Items listed in a dataset:
********************

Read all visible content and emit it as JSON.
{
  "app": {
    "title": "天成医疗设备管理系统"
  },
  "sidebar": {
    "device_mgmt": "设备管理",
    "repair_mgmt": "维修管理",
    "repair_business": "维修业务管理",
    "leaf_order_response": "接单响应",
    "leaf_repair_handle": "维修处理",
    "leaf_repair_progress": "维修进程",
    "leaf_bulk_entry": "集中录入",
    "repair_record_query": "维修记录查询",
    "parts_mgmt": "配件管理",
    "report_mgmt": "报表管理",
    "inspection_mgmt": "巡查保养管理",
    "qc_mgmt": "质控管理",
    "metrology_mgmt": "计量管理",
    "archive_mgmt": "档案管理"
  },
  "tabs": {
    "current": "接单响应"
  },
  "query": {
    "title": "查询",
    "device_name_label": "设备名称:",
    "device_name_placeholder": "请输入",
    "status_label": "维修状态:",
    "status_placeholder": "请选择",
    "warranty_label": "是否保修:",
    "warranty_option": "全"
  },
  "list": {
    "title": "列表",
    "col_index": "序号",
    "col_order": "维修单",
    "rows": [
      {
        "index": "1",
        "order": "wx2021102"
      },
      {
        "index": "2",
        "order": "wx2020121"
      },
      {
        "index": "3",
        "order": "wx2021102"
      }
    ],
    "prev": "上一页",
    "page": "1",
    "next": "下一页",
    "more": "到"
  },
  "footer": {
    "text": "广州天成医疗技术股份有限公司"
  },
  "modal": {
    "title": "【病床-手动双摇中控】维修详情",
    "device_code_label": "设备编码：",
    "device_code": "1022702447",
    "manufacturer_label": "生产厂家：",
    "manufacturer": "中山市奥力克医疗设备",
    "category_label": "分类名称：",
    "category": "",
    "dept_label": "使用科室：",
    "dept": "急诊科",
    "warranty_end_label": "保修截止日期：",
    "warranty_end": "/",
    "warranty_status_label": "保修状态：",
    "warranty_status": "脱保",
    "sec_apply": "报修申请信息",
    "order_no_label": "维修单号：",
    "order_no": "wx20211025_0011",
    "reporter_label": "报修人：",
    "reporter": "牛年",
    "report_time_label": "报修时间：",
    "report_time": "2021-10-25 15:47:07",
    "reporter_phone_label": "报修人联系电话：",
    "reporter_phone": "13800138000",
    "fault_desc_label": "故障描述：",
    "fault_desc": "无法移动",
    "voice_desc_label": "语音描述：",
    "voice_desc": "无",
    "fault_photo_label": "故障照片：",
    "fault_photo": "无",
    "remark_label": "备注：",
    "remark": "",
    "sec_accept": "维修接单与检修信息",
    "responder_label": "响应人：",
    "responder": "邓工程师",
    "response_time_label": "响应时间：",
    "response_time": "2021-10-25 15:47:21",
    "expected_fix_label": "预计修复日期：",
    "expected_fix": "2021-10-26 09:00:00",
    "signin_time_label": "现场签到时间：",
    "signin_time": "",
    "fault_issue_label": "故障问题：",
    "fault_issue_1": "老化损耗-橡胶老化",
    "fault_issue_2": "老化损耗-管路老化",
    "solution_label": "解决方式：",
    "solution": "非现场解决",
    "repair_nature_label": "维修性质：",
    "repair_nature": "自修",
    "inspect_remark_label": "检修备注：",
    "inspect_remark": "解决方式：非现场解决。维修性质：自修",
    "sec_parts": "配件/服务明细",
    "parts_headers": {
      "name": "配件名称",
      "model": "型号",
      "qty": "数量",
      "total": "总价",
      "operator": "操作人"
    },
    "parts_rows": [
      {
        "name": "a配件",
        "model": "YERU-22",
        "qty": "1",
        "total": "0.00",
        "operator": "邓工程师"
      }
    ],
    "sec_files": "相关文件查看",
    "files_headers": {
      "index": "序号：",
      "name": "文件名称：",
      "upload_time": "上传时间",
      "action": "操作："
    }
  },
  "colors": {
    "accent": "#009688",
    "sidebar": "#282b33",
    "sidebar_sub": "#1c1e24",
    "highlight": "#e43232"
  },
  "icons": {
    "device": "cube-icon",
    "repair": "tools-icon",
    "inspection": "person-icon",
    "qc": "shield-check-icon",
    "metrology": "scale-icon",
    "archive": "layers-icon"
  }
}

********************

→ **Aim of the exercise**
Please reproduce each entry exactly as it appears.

→ **Written solution**
Read all visible content and emit it as JSON.
{
  "app": {
    "title": "天成医疗设备管理系统"
  },
  "sidebar": {
    "device_mgmt": "设备管理",
    "repair_mgmt": "维修管理",
    "repair_business": "维修业务管理",
    "leaf_order_response": "接单响应",
    "leaf_repair_handle": "维修处理",
    "leaf_repair_progress": "维修进程",
    "leaf_bulk_entry": "集中录入",
    "repair_record_query": "维修记录查询",
    "parts_mgmt": "配件管理",
    "report_mgmt": "报表管理",
    "inspection_mgmt": "巡查保养管理",
    "qc_mgmt": "质控管理",
    "metrology_mgmt": "计量管理",
    "archive_mgmt": "档案管理"
  },
  "tabs": {
    "current": "接单响应"
  },
  "query": {
    "title": "查询",
    "device_name_label": "设备名称:",
    "device_name_placeholder": "请输入",
    "status_label": "维修状态:",
    "status_placeholder": "请选择",
    "warranty_label": "是否保修:",
    "warranty_option": "全"
  },
  "list": {
    "title": "列表",
    "col_index": "序号",
    "col_order": "维修单",
    "rows": [
      {
        "index": "1",
        "order": "wx2021102"
      },
      {
        "index": "2",
        "order": "wx2020121"
      },
      {
        "index": "3",
        "order": "wx2021102"
      }
    ],
    "prev": "上一页",
    "page": "1",
    "next": "下一页",
    "more": "到"
  },
  "footer": {
    "text": "广州天成医疗技术股份有限公司"
  },
  "modal": {
    "title": "【病床-手动双摇中控】维修详情",
    "device_code_label": "设备编码：",
    "device_code": "1022702447",
    "manufacturer_label": "生产厂家：",
    "manufacturer": "中山市奥力克医疗设备",
    "category_label": "分类名称：",
    "category": "",
    "dept_label": "使用科室：",
    "dept": "急诊科",
    "warranty_end_label": "保修截止日期：",
    "warranty_end": "/",
    "warranty_status_label": "保修状态：",
    "warranty_status": "脱保",
    "sec_apply": "报修申请信息",
    "order_no_label": "维修单号：",
    "order_no": "wx20211025_0011",
    "reporter_label": "报修人：",
    "reporter": "牛年",
    "report_time_label": "报修时间：",
    "report_time": "2021-10-25 15:47:07",
    "reporter_phone_label": "报修人联系电话：",
    "reporter_phone": "13800138000",
    "fault_desc_label": "故障描述：",
    "fault_desc": "无法移动",
    "voice_desc_label": "语音描述：",
    "voice_desc": "无",
    "fault_photo_label": "故障照片：",
    "fault_photo": "无",
    "remark_label": "备注：",
    "remark": "",
    "sec_accept": "维修接单与检修信息",
    "responder_label": "响应人：",
    "responder": "邓工程师",
    "response_time_label": "响应时间：",
    "response_time": "2021-10-25 15:47:21",
    "expected_fix_label": "预计修复日期：",
    "expected_fix": "2021-10-26 09:00:00",
    "signin_time_label": "现场签到时间：",
    "signin_time": "",
    "fault_issue_label": "故障问题：",
    "fault_issue_1": "老化损耗-橡胶老化",
    "fault_issue_2": "老化损耗-管路老化",
    "solution_label": "解决方式：",
    "solution": "非现场解决",
    "repair_nature_label": "维修性质：",
    "repair_nature": "自修",
    "inspect_remark_label": "检修备注：",
    "inspect_remark": "解决方式：非现场解决。维修性质：自修",
    "sec_parts": "配件/服务明细",
    "parts_headers": {
      "name": "配件名称",
      "model": "型号",
      "qty": "数量",
      "total": "总价",
      "operator": "操作人"
    },
    "parts_rows": [
      {
        "name": "a配件",
        "model": "YERU-22",
        "qty": "1",
        "total": "0.00",
        "operator": "邓工程师"
      }
    ],
    "sec_files": "相关文件查看",
    "files_headers": {
      "index": "序号：",
      "name": "文件名称：",
      "upload_time": "上传时间",
      "action": "操作："
    }
  },
  "colors": {
    "accent": "#009688",
    "sidebar": "#282b33",
    "sidebar_sub": "#1c1e24",
    "highlight": "#e43232"
  },
  "icons": {
    "device": "cube-icon",
    "repair": "tools-icon",
    "inspection": "person-icon",
    "qc": "shield-check-icon",
    "metrology": "scale-icon",
    "archive": "layers-icon"
  }
}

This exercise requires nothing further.